What to work on = Your task is to find every line in the records that holds the string "IMOEX" and copy it.

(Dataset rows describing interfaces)

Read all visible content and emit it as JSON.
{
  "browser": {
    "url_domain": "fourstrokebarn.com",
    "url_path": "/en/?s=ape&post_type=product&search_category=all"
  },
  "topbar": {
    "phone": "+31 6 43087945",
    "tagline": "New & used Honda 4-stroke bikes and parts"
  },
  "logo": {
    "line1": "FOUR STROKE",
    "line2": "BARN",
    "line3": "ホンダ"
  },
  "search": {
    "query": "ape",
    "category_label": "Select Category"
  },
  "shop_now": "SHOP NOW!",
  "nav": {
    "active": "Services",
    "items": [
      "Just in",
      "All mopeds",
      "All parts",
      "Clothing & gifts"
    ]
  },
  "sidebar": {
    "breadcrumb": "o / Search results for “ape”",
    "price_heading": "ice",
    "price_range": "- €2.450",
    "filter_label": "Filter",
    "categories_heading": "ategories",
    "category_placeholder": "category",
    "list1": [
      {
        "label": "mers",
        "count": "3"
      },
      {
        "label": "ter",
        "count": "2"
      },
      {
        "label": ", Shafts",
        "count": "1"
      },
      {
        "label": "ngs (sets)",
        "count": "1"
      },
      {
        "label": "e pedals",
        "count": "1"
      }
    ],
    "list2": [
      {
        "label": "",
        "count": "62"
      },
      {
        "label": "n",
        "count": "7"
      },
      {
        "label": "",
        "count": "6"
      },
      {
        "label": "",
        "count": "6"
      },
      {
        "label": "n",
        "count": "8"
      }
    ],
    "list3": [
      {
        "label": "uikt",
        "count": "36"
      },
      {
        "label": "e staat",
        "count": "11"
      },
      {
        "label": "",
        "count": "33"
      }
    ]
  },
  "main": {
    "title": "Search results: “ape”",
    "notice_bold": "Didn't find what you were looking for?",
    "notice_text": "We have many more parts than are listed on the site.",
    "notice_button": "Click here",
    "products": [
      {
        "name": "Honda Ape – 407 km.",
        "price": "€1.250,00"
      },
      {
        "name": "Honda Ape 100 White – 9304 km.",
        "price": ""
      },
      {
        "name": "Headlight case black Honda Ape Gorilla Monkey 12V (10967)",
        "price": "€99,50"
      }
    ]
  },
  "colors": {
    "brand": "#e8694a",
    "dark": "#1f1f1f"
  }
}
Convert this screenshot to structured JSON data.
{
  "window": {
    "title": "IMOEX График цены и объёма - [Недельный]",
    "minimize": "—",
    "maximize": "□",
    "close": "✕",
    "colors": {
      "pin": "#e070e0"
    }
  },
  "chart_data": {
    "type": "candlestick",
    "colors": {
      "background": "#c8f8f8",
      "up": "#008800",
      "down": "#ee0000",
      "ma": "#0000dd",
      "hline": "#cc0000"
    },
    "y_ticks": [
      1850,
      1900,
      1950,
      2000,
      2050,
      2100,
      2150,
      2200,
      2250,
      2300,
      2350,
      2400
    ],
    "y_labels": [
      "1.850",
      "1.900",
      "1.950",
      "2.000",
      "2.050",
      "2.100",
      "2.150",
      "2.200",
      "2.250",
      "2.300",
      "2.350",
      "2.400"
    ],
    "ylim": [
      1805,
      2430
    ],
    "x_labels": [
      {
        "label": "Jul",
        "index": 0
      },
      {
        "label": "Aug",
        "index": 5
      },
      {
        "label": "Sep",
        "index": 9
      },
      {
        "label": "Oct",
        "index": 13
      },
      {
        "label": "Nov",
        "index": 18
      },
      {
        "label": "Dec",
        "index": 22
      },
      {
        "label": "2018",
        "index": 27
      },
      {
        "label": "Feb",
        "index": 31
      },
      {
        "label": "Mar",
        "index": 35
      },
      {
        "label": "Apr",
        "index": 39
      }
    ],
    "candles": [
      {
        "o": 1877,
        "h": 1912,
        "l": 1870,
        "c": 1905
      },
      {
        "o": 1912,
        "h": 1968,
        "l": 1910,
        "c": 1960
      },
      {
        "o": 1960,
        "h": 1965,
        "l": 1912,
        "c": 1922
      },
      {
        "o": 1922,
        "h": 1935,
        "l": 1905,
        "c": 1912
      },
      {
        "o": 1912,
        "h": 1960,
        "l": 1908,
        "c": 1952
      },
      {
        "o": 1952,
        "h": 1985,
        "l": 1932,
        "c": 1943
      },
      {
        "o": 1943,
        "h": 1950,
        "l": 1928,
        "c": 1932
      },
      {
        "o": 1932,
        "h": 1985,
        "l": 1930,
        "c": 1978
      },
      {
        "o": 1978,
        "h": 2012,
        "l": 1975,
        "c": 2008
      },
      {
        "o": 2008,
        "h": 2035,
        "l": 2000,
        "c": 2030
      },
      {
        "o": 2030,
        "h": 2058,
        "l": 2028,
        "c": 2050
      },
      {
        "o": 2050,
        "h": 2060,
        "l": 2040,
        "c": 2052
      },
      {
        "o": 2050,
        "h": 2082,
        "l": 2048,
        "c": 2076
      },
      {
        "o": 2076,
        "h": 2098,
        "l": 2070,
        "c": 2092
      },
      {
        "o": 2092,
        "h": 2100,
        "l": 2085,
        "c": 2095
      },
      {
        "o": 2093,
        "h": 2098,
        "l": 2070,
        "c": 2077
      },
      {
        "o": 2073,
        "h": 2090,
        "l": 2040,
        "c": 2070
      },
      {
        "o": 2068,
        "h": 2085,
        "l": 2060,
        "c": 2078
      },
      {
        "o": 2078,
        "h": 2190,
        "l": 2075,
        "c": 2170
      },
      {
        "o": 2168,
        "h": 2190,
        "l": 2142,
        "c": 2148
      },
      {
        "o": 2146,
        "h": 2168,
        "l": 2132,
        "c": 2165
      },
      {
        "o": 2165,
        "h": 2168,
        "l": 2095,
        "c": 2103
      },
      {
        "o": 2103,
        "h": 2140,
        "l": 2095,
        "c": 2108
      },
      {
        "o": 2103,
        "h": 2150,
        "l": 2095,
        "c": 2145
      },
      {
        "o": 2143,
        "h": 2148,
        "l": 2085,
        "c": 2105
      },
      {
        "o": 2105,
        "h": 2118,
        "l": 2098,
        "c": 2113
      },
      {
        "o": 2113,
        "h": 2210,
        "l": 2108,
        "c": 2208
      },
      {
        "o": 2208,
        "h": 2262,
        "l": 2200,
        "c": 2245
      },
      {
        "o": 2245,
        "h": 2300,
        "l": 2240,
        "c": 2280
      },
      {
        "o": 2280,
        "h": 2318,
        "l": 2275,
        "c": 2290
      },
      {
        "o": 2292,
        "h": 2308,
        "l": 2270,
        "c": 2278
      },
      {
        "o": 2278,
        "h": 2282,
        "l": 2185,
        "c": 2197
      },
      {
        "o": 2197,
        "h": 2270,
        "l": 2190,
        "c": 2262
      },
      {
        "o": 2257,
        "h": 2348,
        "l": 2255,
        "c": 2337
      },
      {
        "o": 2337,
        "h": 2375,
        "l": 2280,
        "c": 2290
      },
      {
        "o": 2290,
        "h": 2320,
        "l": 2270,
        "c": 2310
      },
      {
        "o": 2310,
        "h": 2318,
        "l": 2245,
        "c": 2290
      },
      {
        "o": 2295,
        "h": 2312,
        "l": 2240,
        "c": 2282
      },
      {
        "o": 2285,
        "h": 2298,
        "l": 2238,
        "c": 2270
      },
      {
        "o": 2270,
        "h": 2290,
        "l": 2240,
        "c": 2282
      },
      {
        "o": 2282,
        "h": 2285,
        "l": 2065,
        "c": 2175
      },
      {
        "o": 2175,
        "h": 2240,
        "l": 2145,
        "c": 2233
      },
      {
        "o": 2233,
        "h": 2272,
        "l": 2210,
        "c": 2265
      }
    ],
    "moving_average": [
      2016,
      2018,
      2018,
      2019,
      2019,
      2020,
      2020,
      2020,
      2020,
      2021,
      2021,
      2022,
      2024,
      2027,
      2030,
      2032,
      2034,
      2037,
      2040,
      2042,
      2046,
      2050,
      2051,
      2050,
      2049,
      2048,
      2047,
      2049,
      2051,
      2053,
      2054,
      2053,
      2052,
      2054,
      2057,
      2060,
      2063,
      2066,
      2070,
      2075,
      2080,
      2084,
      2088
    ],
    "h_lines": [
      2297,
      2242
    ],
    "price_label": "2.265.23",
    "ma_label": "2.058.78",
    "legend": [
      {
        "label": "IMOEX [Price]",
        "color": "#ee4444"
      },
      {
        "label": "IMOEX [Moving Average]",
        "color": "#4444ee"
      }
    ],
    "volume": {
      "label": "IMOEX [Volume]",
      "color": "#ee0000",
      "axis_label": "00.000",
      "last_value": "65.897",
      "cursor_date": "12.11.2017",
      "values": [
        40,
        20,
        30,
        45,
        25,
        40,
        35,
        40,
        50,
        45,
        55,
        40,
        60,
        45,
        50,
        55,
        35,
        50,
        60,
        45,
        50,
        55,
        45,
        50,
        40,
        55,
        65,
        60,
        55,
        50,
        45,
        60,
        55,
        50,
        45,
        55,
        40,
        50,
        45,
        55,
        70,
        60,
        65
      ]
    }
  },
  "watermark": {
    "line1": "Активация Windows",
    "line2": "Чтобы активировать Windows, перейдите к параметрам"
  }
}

Result of this exercise =
    "title": "IMOEX График цены и объёма - [Недельный]",
        "label": "IMOEX [Price]",
        "label": "IMOEX [Moving Average]",
      "label": "IMOEX [Volume]",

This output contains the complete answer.